Goal of the exercise: Retype the listing exactly; omit pictures.

Data for analysis:
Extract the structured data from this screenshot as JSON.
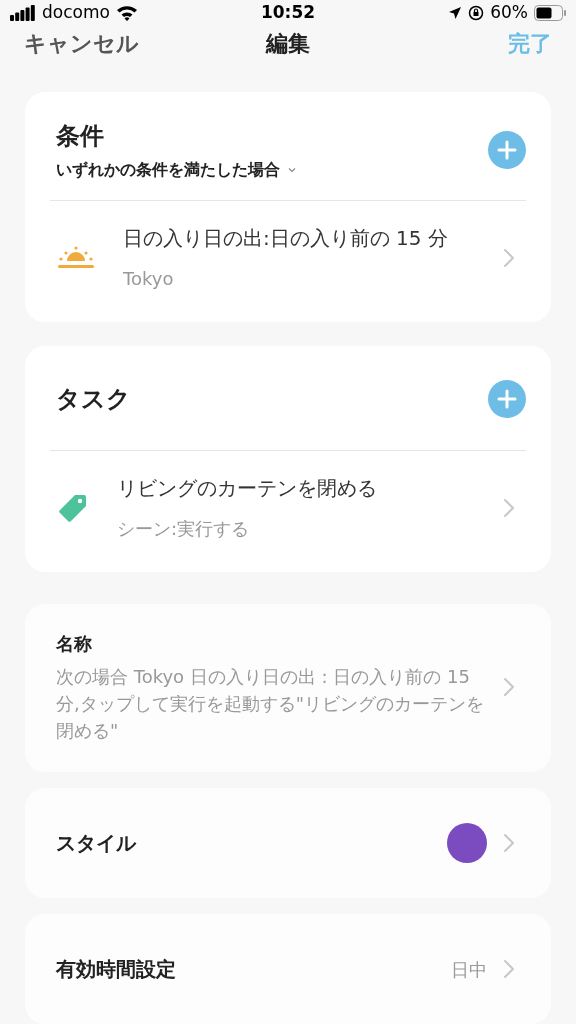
{
  "status_bar": {
    "carrier": "docomo",
    "time": "10:52",
    "battery": "60%"
  },
  "nav": {
    "cancel": "キャンセル",
    "title": "編集",
    "done": "完了"
  },
  "conditions": {
    "title": "条件",
    "mode": "いずれかの条件を満たした場合",
    "items": [
      {
        "kind": "sunset",
        "title": "日の入り日の出:日の入り前の 15 分",
        "subtitle": "Tokyo"
      }
    ]
  },
  "tasks": {
    "title": "タスク",
    "items": [
      {
        "kind": "scene",
        "title": "リビングのカーテンを閉める",
        "subtitle": "シーン:実行する"
      }
    ]
  },
  "name": {
    "label": "名称",
    "value": "次の場合 Tokyo 日の入り日の出 : 日の入り前の 15 分,タップして実行を起動する\"リビングのカーテンを閉める\""
  },
  "style": {
    "label": "スタイル",
    "color": "#7a4cc0"
  },
  "validity": {
    "label": "有効時間設定",
    "value": "日中"
  }
}
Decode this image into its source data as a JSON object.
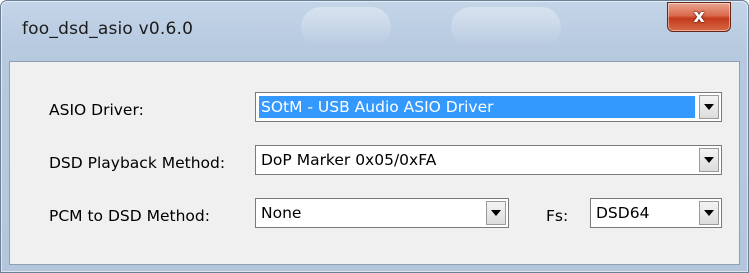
{
  "window": {
    "title": "foo_dsd_asio v0.6.0",
    "close_glyph": "x"
  },
  "form": {
    "asio_driver": {
      "label": "ASIO Driver:",
      "value": "SOtM - USB Audio ASIO Driver"
    },
    "dsd_playback": {
      "label": "DSD Playback Method:",
      "value": "DoP Marker 0x05/0xFA"
    },
    "pcm_to_dsd": {
      "label": "PCM to DSD Method:",
      "value": "None"
    },
    "fs": {
      "label": "Fs:",
      "value": "DSD64"
    }
  },
  "icons": {
    "close": "close-icon",
    "dropdown": "chevron-down-icon"
  },
  "colors": {
    "title_bar": "#b9cbe1",
    "close_button": "#c43a1c",
    "selection": "#3399ff",
    "client_bg": "#f0f0f0"
  }
}
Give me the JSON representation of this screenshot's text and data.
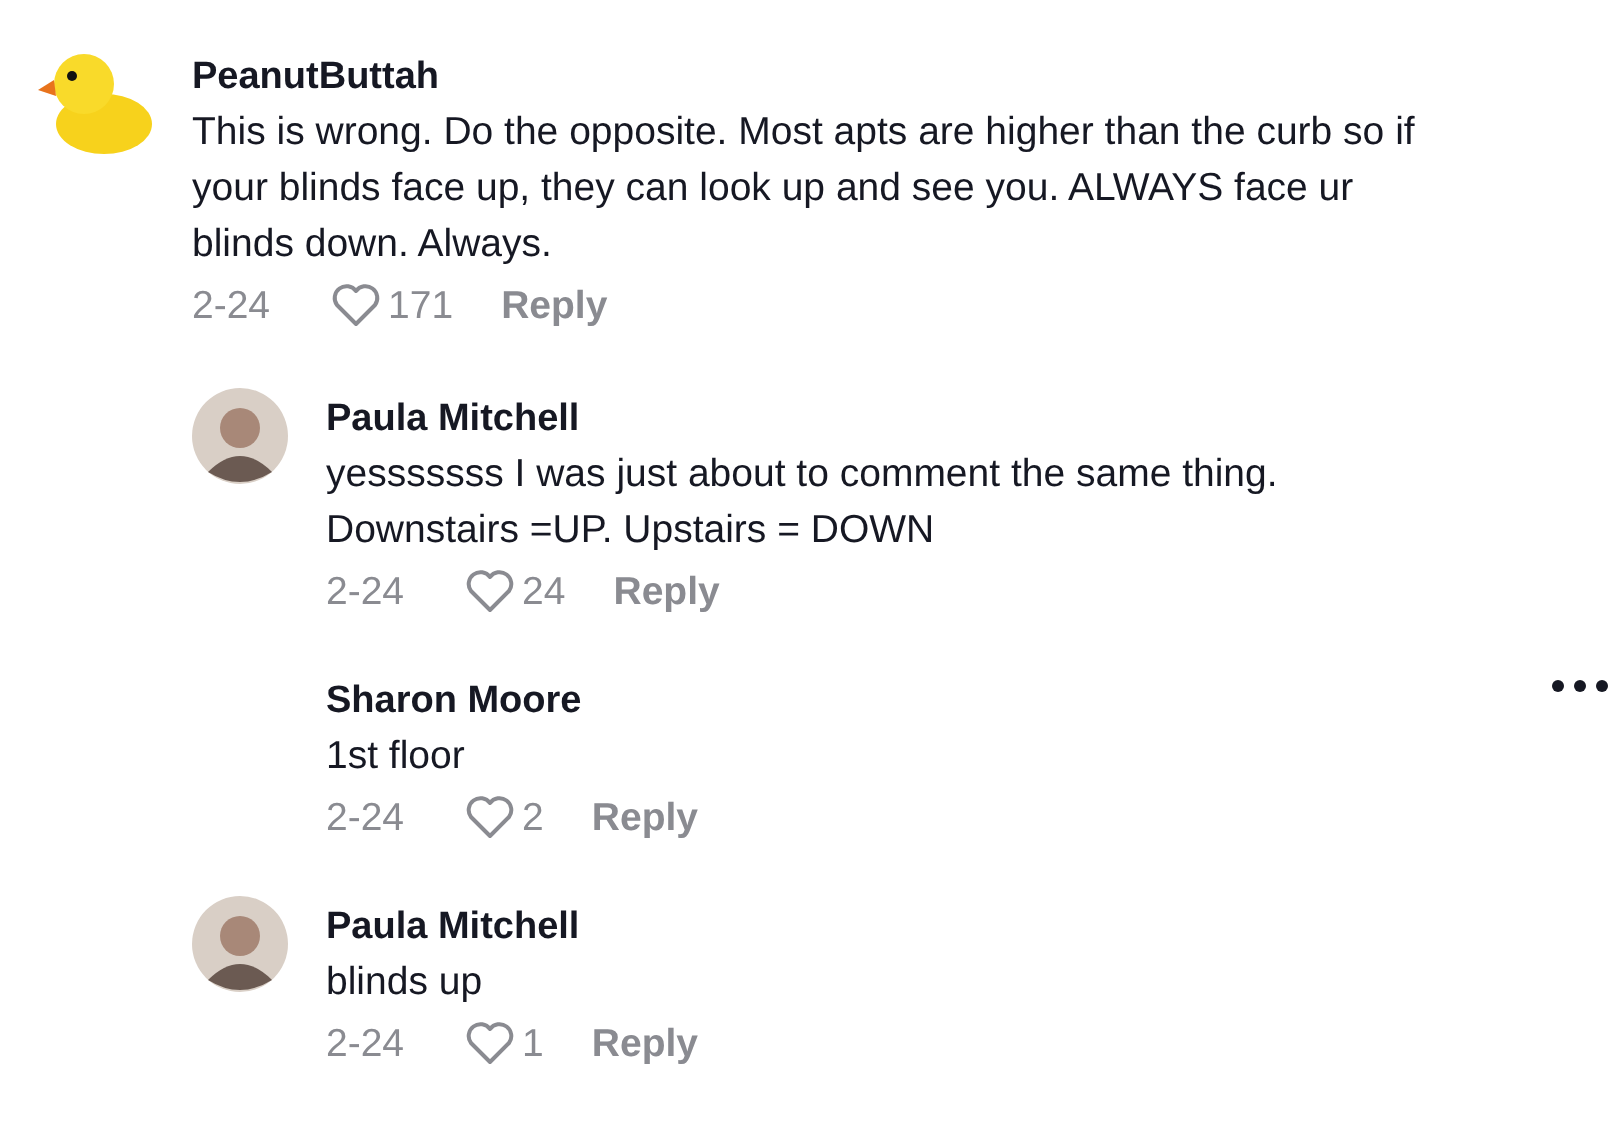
{
  "comment": {
    "avatar": {
      "kind": "duck"
    },
    "author": "PeanutButtah",
    "text": "This is wrong. Do the opposite. Most apts are higher than the curb so if\nyour blinds face up, they can look up and see you. ALWAYS face ur\nblinds down. Always.",
    "date": "2-24",
    "likes": "171",
    "reply_label": "Reply",
    "replies": [
      {
        "avatar": {
          "kind": "person"
        },
        "author": "Paula Mitchell",
        "text": "yesssssss I was just about to comment the same thing.\nDownstairs =UP. Upstairs = DOWN",
        "date": "2-24",
        "likes": "24",
        "reply_label": "Reply",
        "more_menu": false
      },
      {
        "author": "Sharon Moore",
        "text": "1st floor",
        "date": "2-24",
        "likes": "2",
        "reply_label": "Reply",
        "more_menu": true
      },
      {
        "avatar": {
          "kind": "person"
        },
        "author": "Paula Mitchell",
        "text": "blinds up",
        "date": "2-24",
        "likes": "1",
        "reply_label": "Reply",
        "more_menu": false
      }
    ]
  }
}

Exercise answer:
Extract the structured data from this screenshot as JSON.
{
  "status_bar": {
    "carrier": "docomo",
    "time": "10:52",
    "battery": "60%"
  },
  "nav": {
    "cancel": "キャンセル",
    "title": "編集",
    "done": "完了"
  },
  "conditions": {
    "title": "条件",
    "mode": "いずれかの条件を満たした場合",
    "items": [
      {
        "kind": "sunset",
        "title": "日の入り日の出:日の入り前の 15 分",
        "subtitle": "Tokyo"
      }
    ]
  },
  "tasks": {
    "title": "タスク",
    "items": [
      {
        "kind": "scene",
        "title": "リビングのカーテンを閉める",
        "subtitle": "シーン:実行する"
      }
    ]
  },
  "name": {
    "label": "名称",
    "value": "次の場合 Tokyo 日の入り日の出 : 日の入り前の 15 分,タップして実行を起動する\"リビングのカーテンを閉める\""
  },
  "style": {
    "label": "スタイル",
    "color": "#7a4cc0"
  },
  "validity": {
    "label": "有効時間設定",
    "value": "日中"
  }
}
Decode this image into its source data as a JSON object.
{
  "window": {
    "title": "foo_dsd_asio v0.6.0",
    "close_glyph": "x"
  },
  "form": {
    "asio_driver": {
      "label": "ASIO Driver:",
      "value": "SOtM - USB Audio ASIO Driver"
    },
    "dsd_playback": {
      "label": "DSD Playback Method:",
      "value": "DoP Marker 0x05/0xFA"
    },
    "pcm_to_dsd": {
      "label": "PCM to DSD Method:",
      "value": "None"
    },
    "fs": {
      "label": "Fs:",
      "value": "DSD64"
    }
  },
  "icons": {
    "close": "close-icon",
    "dropdown": "chevron-down-icon"
  },
  "colors": {
    "title_bar": "#b9cbe1",
    "close_button": "#c43a1c",
    "selection": "#3399ff",
    "client_bg": "#f0f0f0"
  }
}
Give me the JSON representation of this screenshot's text and data.
{
  "comment": {
    "avatar": {
      "kind": "duck"
    },
    "author": "PeanutButtah",
    "text": "This is wrong. Do the opposite. Most apts are higher than the curb so if\nyour blinds face up, they can look up and see you. ALWAYS face ur\nblinds down. Always.",
    "date": "2-24",
    "likes": "171",
    "reply_label": "Reply",
    "replies": [
      {
        "avatar": {
          "kind": "person"
        },
        "author": "Paula Mitchell",
        "text": "yesssssss I was just about to comment the same thing.\nDownstairs =UP. Upstairs = DOWN",
        "date": "2-24",
        "likes": "24",
        "reply_label": "Reply",
        "more_menu": false
      },
      {
        "author": "Sharon Moore",
        "text": "1st floor",
        "date": "2-24",
        "likes": "2",
        "reply_label": "Reply",
        "more_menu": true
      },
      {
        "avatar": {
          "kind": "person"
        },
        "author": "Paula Mitchell",
        "text": "blinds up",
        "date": "2-24",
        "likes": "1",
        "reply_label": "Reply",
        "more_menu": false
      }
    ]
  }
}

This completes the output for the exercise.